Originally Posted by docgonzo
Sorry if this sounds harsh, but why is anyone bothering to wait on this? It's dead, and has been a long time. Just forget it and move on.
I agree. For those who do have hope, think of it as a waiting game just like any other submission you make. Days turn into weeks turn into months.
My database has an automatic day counter to keep track, but I've learned to stop waiting after Day 1, and I move right on to new opportunities.
I've even stopped doing follow-ups; honestly, why bother?
This approach helps me to keep my eye on the ball: Writing, marketing, polishing, and repeat. Meanwhile, if I get a pleasant surprise from a past submission, great!
Speaking of Amazon Studios, I think a lot of us had probably become pretty dependent on it. I don't think I was alone in this dependency, and I realized the problem when I analyzed my marketing database recently. Since I track who the "last reader" is of each script, and because I had sent almost everything I'd written to A.S., their indicators polluted my data.
It's because, among similar sites, A.S. was actually "open submission", which is nowhere near the same as getting a "requested read" through the hard work of marketing/pitching/whatever.
Yet, in my database, all entries in the "Last Read" column were considered equal.
I had to fix that, so just two weeks ago I cleaned up my data to remove all A.S. references under each script record's "Last Read" column.
Well, the results were pretty depressing:
Some of my better scripts haven't actually received a genuine "read request" in years, despite the fact that I pitch everything constantly, even my golden oldies. It was a real eye opener to see which scripts had been "requested", without three quarters of them showing "Amazon Studios" (with dates from 2014-2018).
It was just another reminder of how hard it is to "get a read" these days.
Incidentally, in this column I do not count synopsis or first-10-pages requests, or any other sort of "open submission" system including contests or those few rep and producer websites out there that actually invite submissions, like A.S. did.

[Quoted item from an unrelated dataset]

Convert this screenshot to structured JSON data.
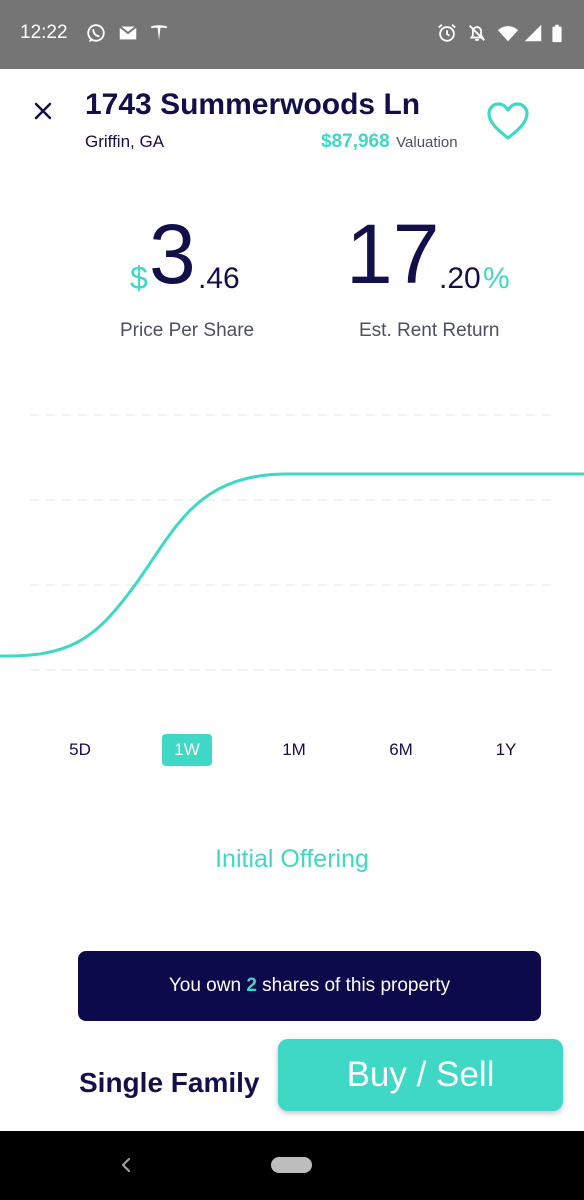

Yep, to get a "true picture" of where your marketing efforts stand, you have to be brutal.
I'm making changes as we speak, that's for sure.